Dataset extract START
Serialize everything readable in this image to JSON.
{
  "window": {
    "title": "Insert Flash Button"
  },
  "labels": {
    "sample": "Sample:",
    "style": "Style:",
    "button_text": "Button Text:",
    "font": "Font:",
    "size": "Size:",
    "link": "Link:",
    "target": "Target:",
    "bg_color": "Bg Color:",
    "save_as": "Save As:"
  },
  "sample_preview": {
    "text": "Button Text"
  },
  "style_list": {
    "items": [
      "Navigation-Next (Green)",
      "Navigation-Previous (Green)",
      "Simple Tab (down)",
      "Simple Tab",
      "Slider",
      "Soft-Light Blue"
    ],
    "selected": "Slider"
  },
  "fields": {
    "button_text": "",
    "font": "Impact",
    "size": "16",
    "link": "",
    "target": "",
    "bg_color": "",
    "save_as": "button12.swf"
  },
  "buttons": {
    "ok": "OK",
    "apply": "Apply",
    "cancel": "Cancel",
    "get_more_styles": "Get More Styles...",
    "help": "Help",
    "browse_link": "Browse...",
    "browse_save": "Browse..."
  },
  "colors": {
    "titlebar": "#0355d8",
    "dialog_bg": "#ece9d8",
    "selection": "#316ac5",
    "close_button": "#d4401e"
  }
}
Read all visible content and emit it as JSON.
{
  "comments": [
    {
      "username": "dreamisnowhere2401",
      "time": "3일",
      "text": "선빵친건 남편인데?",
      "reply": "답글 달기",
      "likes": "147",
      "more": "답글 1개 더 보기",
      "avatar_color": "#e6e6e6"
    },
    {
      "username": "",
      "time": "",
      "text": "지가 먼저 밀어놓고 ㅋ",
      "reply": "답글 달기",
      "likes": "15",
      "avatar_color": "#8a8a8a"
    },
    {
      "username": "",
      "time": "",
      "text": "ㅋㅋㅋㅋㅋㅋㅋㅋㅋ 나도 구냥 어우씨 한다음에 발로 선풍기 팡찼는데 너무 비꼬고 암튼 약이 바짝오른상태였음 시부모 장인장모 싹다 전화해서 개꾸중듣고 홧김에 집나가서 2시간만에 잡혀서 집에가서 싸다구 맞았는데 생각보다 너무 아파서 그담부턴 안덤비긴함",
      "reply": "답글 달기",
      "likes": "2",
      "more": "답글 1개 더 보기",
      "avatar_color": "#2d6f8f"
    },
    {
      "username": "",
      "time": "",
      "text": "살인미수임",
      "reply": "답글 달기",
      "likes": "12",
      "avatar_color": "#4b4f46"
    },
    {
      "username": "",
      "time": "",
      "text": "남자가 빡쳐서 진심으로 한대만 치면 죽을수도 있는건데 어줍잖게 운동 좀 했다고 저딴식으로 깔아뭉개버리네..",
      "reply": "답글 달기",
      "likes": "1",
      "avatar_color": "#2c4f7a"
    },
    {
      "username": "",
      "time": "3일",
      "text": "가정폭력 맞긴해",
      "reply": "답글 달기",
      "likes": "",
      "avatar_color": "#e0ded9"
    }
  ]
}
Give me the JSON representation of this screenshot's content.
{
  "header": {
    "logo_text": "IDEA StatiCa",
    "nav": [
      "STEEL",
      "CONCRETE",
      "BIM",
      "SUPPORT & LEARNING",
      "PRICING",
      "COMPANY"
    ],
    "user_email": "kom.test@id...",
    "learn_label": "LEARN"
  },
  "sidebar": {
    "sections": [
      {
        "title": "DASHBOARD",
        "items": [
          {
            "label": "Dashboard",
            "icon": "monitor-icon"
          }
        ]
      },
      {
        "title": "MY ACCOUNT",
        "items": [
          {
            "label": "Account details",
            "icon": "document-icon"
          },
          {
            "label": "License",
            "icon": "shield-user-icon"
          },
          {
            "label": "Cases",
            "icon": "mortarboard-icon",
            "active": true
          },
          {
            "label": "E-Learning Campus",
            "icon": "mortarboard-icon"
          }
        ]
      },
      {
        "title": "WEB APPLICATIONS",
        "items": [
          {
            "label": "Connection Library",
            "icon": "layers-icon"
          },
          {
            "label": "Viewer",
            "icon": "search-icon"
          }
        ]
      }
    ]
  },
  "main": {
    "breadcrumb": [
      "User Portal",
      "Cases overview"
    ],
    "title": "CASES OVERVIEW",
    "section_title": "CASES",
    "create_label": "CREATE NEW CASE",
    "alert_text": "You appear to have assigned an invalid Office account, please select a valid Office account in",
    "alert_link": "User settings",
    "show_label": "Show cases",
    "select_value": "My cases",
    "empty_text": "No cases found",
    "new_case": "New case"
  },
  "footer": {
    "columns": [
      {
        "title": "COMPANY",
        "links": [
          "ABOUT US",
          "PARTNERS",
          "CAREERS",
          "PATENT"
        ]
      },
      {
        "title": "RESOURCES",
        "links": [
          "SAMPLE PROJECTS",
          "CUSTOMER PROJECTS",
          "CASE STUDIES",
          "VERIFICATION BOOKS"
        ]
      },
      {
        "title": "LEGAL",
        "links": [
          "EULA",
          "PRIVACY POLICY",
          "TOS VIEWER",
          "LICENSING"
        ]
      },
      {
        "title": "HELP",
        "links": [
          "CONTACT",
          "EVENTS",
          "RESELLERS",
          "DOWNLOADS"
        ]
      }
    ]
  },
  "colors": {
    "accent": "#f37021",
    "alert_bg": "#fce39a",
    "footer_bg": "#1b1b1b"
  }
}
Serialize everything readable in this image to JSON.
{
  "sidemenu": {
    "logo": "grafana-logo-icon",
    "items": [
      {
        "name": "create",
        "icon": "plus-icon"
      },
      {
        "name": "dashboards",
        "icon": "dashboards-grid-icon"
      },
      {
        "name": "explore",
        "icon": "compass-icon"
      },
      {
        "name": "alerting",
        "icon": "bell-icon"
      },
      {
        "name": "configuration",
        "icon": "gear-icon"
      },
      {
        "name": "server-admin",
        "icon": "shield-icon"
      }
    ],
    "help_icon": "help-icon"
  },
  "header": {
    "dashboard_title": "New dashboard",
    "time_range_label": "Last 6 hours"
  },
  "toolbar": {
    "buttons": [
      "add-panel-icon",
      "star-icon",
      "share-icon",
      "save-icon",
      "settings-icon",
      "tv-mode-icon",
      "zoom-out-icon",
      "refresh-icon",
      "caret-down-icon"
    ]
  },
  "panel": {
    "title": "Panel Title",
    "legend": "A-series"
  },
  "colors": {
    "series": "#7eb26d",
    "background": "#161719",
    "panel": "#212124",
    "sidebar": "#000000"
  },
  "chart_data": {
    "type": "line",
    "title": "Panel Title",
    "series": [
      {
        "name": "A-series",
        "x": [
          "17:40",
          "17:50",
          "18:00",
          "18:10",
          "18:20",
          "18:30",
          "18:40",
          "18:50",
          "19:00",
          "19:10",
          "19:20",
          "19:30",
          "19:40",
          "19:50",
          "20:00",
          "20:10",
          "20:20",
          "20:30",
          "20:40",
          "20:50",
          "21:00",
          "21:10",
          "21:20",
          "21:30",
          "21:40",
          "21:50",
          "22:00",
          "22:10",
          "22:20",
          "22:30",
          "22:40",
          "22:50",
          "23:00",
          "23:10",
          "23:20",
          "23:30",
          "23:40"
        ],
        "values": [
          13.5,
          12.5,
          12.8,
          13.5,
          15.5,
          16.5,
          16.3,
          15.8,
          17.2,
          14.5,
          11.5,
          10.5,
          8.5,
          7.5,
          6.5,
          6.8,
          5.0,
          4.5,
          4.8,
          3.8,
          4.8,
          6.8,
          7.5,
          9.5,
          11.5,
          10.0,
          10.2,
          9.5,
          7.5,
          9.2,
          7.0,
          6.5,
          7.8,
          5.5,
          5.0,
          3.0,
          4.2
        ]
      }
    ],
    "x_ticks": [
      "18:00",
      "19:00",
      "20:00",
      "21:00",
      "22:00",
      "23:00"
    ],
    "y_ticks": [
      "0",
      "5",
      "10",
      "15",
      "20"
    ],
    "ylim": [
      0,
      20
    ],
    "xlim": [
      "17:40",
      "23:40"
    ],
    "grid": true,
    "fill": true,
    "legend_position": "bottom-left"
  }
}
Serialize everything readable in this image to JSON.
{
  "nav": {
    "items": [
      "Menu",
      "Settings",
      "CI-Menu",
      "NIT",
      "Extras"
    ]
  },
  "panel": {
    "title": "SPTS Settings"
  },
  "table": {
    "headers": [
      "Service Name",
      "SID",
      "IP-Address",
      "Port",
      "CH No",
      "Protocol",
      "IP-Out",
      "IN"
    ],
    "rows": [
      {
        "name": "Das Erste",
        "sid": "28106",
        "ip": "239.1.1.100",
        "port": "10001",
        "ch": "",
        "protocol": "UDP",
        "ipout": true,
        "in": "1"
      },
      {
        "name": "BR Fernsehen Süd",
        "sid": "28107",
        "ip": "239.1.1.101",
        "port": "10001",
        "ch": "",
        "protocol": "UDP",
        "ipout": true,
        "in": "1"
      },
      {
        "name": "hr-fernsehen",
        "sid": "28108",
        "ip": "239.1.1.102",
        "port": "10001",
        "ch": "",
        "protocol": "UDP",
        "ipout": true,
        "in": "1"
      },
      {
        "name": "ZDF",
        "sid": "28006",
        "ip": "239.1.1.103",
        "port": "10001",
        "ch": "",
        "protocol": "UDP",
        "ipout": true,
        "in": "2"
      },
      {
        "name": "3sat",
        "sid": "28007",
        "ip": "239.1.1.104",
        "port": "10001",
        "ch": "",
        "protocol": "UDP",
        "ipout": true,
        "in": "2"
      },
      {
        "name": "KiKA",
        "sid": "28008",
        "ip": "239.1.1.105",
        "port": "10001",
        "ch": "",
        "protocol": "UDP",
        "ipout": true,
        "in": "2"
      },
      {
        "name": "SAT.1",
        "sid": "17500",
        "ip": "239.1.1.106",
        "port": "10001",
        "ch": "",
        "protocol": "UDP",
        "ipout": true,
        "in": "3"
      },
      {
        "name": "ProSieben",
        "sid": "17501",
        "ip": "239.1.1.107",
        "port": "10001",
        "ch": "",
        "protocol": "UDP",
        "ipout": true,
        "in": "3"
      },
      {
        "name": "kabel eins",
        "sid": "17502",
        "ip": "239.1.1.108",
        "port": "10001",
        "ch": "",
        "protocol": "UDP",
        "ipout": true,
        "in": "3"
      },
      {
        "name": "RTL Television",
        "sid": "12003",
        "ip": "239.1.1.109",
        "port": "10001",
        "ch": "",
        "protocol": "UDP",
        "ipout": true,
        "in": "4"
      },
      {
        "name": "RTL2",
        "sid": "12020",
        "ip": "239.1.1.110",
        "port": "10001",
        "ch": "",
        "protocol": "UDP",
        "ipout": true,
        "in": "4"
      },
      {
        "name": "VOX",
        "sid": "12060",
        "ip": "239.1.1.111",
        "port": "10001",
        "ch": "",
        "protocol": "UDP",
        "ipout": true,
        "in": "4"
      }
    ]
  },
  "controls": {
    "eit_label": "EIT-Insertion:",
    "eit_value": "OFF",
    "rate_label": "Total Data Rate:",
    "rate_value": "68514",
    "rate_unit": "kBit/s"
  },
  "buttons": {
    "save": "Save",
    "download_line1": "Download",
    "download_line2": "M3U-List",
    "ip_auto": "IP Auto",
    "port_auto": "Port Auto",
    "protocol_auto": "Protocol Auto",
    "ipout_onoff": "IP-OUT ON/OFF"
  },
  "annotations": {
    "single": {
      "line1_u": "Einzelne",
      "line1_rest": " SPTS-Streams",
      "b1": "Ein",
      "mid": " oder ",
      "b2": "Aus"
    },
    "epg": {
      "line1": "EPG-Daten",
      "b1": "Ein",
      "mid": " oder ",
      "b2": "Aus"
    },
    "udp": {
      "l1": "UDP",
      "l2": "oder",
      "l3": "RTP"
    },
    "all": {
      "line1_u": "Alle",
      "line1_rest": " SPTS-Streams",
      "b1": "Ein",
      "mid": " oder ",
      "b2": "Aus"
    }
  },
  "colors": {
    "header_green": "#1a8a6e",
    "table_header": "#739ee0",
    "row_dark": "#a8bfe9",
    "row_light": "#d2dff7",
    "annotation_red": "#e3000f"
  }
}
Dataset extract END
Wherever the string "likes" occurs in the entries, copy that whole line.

Response area:
      "likes": "147",
      "likes": "15",
      "likes": "2",
      "likes": "12",
      "likes": "1",
      "likes": "",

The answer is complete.